ASSESSMENT OF CHRONIC PAIN BEHAVIOUR: RELIABILITY OF THE METHOD AND ITS RELATIONSHIP WITH PERCEIVED DISABILITY, PHYSICAL IMPAIRMENT AND FUNCTION
Petteri Koho, Sarita Aho, Paul Watson, Heikki Hurri
A1 ORTON Rehabilitation Centre, Helsinki, Finland
A2 Rheumatic Diseases Centre, Hope Hospital, Salford, UK
The aim of the present study was to develop a reliable assessment of pain behaviour performed during the execution of a range of functional assessment measures. For the initial reliability study 18 subjects (consecutive referrals) were assessed. Subjects were observed and videotaped during a variety of physical tasks and demonstrations of pain behaviour were recorded; the videotapes were scored by two independent observers on two occasions. The relationships between pain behaviour, distress and physical function and impairment were also investigated in a group of 51 patients with chronic back pain. Self-report of disability and pain intensity were assessed using the Finnish version of Oswestry disability questionnaire and the pain visual analogue scale (VAS). Depression and somatic perception were assessed using the modified Zung and modified somatic perception questionnaire. The Tampa scale for kinesiophobia was used to evaluate fear of movement and (re)injury.
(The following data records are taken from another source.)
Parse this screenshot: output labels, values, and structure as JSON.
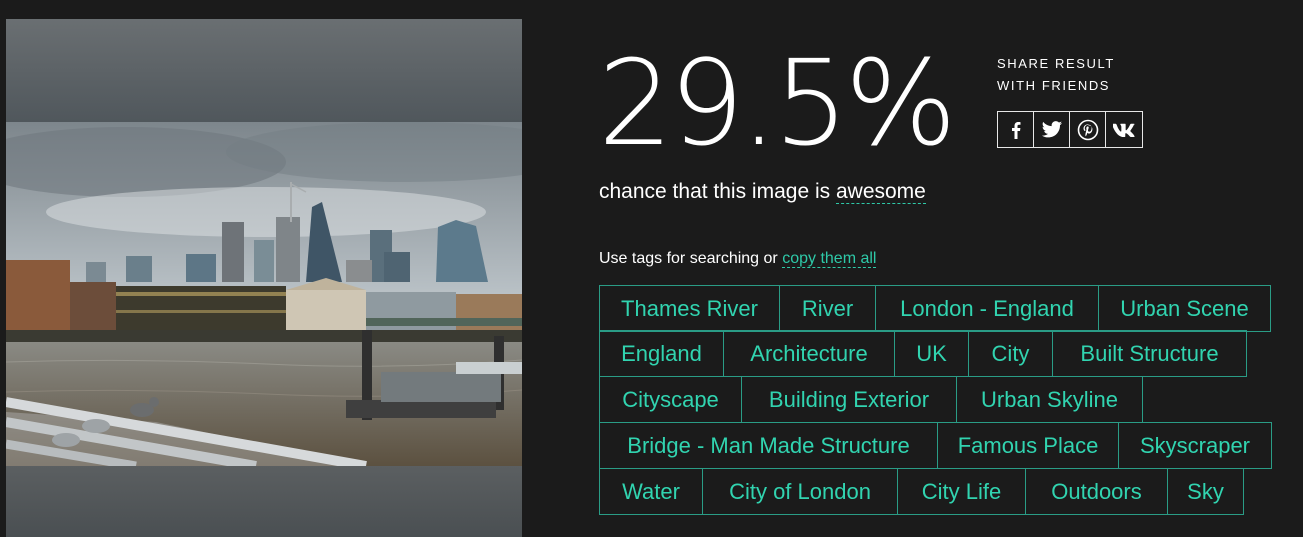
{
  "result": {
    "score": "29.5%",
    "chance_prefix": "chance that this image is",
    "chance_word": "awesome"
  },
  "share": {
    "title_line1": "SHARE RESULT",
    "title_line2": "WITH FRIENDS",
    "buttons": [
      {
        "icon": "facebook-icon"
      },
      {
        "icon": "twitter-icon"
      },
      {
        "icon": "pinterest-icon"
      },
      {
        "icon": "vk-icon"
      }
    ]
  },
  "tags_intro": {
    "text": "Use tags for searching or",
    "copy_link": "copy them all"
  },
  "tags": {
    "rows": [
      [
        "Thames River",
        "River",
        "London - England",
        "Urban Scene"
      ],
      [
        "England",
        "Architecture",
        "UK",
        "City",
        "Built Structure"
      ],
      [
        "Cityscape",
        "Building Exterior",
        "Urban Skyline"
      ],
      [
        "Bridge - Man Made Structure",
        "Famous Place",
        "Skyscraper"
      ],
      [
        "Water",
        "City of London",
        "City Life",
        "Outdoors",
        "Sky"
      ]
    ]
  },
  "colors": {
    "background": "#1b1b1b",
    "accent": "#2ec9a8",
    "tag_border": "#2a9c86"
  }
}
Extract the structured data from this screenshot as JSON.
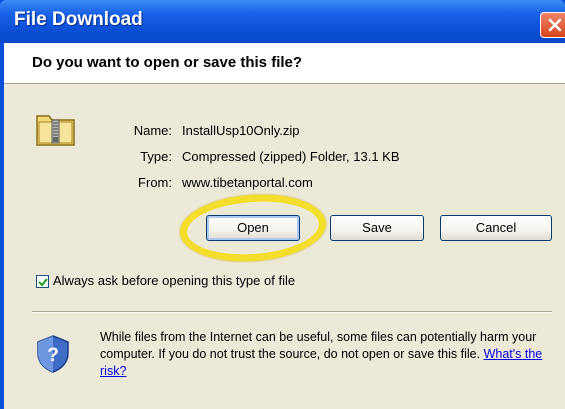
{
  "window": {
    "title": "File Download"
  },
  "dialog": {
    "question": "Do you want to open or save this file?",
    "file": {
      "name_label": "Name:",
      "name_value": "InstallUsp10Only.zip",
      "type_label": "Type:",
      "type_value": "Compressed (zipped) Folder, 13.1 KB",
      "from_label": "From:",
      "from_value": "www.tibetanportal.com"
    },
    "buttons": {
      "open": "Open",
      "save": "Save",
      "cancel": "Cancel"
    },
    "checkbox": {
      "label": "Always ask before opening this type of file",
      "checked": true
    },
    "warning": {
      "text": "While files from the Internet can be useful, some files can potentially harm your computer. If you do not trust the source, do not open or save this file. ",
      "link": "What's the risk?"
    }
  },
  "icons": {
    "close": "close-icon",
    "file": "zip-folder-icon",
    "security": "security-shield-icon",
    "check": "checkmark-icon"
  },
  "colors": {
    "titlebar": "#0a4fd9",
    "close_button": "#d9431d",
    "highlight_ring": "#f2de2b",
    "link": "#0000ee"
  }
}
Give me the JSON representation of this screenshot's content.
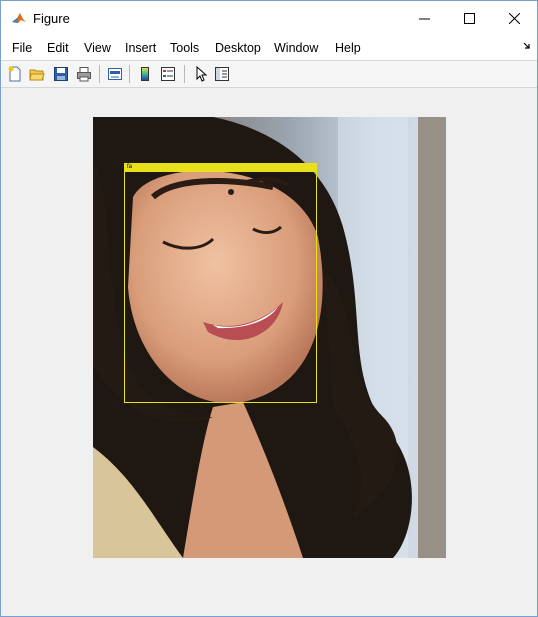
{
  "window": {
    "title": "Figure",
    "icon": "matlab-icon",
    "controls": [
      "minimize-icon",
      "maximize-icon",
      "close-icon"
    ]
  },
  "menu": {
    "items": [
      "File",
      "Edit",
      "View",
      "Insert",
      "Tools",
      "Desktop",
      "Window",
      "Help"
    ],
    "dock_icon": "dock-arrow-icon"
  },
  "toolbar": {
    "buttons": [
      "new-figure-icon",
      "open-file-icon",
      "save-icon",
      "print-icon",
      "link-plot-icon",
      "insert-colorbar-icon",
      "insert-legend-icon",
      "edit-plot-pointer-icon",
      "property-inspector-icon"
    ]
  },
  "figure": {
    "image_content": "photo of smiling woman with curly hair",
    "annotation": {
      "label": "fa",
      "color": "#e8e01a"
    }
  }
}
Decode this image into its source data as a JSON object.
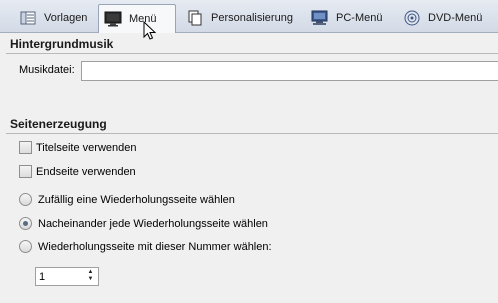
{
  "tabs": [
    {
      "label": "Vorlagen",
      "icon": "template-icon",
      "active": false
    },
    {
      "label": "Menü",
      "icon": "monitor-icon",
      "active": true
    },
    {
      "label": "Personalisierung",
      "icon": "copy-pages-icon",
      "active": false
    },
    {
      "label": "PC-Menü",
      "icon": "pc-monitor-icon",
      "active": false
    },
    {
      "label": "DVD-Menü",
      "icon": "dvd-disc-icon",
      "active": false
    }
  ],
  "music": {
    "title": "Hintergrundmusik",
    "file_label": "Musikdatei:",
    "file_value": ""
  },
  "pages": {
    "title": "Seitenerzeugung",
    "title_page_label": "Titelseite verwenden",
    "end_page_label": "Endseite verwenden",
    "random_label": "Zufällig eine Wiederholungsseite wählen",
    "sequential_label": "Nacheinander jede Wiederholungsseite wählen",
    "number_label": "Wiederholungsseite mit dieser Nummer wählen:",
    "number_value": "1",
    "selected_option": "sequential"
  }
}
The results of the intra- and inter-observer reliability study demonstrate good to excellent levels of agreement. The exception was facial expression (kappa 0.29), which was excluded from the final instrument. There was a strong correlation between pain behaviour and subjective pain report and disability (p < 0.01). The correlations between total pain behaviour and performance of physical function tasks is striking (p < 0.01). Subjective disability was analysed by means of multiple regression analysis. Pain measured on the VAS was the most important variable explaining 36% of the variance, pain behaviour and pain combined explained 48% of the variance for self reported disability. In conclusion, this functional video-based assessment of pain behaviour is a reliable measure of pain behaviour. The total scores for pain behaviour correlate with tasks that involve the back; tests involving upper limbs were not affected. This test is suitable for the assessment of those with pain problems specifically involving the back. Furthermore, in the group studied pain and pain behaviour were the two most important determinants of self-reported disability.